Action item
How many of the lines in the material below contain the word "Controlar"? Give the number alone.

Provided records
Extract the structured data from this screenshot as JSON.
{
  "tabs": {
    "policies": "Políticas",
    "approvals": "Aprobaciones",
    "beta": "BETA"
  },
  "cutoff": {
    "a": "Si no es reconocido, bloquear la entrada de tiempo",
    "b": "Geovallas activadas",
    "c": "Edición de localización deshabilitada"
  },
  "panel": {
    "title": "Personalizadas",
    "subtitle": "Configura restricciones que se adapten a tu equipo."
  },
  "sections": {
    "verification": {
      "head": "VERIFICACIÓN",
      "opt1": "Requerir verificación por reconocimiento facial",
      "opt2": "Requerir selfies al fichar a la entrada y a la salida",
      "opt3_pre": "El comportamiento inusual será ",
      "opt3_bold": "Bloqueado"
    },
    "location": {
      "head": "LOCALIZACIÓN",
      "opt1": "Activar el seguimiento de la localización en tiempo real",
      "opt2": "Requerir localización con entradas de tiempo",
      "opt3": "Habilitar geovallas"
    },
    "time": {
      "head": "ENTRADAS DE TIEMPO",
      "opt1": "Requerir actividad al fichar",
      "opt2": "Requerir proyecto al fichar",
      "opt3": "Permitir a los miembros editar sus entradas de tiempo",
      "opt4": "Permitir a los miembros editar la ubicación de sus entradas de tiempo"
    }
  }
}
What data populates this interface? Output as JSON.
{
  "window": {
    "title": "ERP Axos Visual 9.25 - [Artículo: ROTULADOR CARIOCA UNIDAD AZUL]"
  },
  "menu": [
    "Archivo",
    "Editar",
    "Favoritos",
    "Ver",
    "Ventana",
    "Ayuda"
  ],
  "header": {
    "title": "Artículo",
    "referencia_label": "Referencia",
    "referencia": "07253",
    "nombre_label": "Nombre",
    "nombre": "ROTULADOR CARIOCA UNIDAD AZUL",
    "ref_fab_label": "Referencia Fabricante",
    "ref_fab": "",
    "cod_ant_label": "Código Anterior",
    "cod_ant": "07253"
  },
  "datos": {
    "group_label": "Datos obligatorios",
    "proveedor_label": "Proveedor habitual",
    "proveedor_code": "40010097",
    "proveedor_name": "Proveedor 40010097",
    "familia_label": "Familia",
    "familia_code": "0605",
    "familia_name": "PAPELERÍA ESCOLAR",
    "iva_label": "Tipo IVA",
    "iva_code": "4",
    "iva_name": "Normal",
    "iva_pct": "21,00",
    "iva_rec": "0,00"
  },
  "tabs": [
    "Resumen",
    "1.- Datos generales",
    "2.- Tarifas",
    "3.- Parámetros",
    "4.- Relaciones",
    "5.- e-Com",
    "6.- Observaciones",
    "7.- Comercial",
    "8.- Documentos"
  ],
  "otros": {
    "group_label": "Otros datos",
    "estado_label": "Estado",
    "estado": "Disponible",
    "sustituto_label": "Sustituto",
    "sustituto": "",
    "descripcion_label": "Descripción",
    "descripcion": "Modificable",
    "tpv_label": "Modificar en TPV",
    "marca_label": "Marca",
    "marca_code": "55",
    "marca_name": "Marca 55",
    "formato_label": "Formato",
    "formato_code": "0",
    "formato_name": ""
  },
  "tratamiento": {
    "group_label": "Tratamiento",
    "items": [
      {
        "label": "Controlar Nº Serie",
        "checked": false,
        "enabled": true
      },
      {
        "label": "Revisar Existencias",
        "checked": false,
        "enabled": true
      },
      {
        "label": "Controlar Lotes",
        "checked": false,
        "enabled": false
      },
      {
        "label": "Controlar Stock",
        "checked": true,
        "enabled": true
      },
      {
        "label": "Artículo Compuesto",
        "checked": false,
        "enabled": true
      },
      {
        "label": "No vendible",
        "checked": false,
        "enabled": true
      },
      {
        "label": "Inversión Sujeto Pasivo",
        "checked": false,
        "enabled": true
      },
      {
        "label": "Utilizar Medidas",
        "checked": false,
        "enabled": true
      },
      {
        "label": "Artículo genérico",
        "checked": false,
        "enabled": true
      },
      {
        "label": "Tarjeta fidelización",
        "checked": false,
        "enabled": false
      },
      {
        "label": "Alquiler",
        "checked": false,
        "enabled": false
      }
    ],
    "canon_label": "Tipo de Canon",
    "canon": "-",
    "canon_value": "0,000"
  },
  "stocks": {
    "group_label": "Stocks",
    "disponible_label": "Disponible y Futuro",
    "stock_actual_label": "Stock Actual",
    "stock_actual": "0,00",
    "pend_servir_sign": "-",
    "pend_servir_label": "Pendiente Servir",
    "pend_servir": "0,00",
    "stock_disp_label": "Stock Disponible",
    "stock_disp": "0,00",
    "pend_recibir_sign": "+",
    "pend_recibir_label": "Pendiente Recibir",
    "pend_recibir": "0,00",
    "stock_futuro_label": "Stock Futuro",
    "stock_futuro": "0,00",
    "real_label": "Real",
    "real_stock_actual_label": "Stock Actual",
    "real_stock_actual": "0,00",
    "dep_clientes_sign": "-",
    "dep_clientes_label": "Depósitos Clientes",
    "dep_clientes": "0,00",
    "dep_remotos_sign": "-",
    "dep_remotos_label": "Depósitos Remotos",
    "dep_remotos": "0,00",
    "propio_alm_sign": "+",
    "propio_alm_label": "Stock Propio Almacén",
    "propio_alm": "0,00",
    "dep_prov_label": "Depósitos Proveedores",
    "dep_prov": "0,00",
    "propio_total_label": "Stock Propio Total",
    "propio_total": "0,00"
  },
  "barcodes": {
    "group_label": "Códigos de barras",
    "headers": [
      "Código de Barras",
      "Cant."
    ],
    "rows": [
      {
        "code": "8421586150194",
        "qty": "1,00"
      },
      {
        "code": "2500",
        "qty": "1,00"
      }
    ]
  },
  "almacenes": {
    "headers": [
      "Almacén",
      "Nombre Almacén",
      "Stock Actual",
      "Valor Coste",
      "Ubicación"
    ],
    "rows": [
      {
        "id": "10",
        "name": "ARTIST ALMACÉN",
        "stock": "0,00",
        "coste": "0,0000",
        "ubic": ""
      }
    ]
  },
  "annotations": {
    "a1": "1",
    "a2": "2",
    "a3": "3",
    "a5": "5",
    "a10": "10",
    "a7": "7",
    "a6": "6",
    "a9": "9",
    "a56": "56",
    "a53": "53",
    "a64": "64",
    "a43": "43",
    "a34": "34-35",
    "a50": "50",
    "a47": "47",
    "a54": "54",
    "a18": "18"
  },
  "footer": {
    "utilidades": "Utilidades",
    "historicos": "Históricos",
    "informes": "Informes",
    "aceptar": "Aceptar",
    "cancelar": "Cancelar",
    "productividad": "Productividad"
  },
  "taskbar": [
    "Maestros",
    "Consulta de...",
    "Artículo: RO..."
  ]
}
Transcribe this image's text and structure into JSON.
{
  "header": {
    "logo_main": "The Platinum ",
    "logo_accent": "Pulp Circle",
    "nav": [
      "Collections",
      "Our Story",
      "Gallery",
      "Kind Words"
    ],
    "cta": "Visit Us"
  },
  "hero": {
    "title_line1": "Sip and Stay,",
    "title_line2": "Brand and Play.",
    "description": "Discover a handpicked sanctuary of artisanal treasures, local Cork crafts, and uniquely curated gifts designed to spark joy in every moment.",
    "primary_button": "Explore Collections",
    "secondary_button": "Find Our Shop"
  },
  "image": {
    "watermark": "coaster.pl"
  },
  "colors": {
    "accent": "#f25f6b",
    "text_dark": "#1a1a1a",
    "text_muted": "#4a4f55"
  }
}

Problem solution
3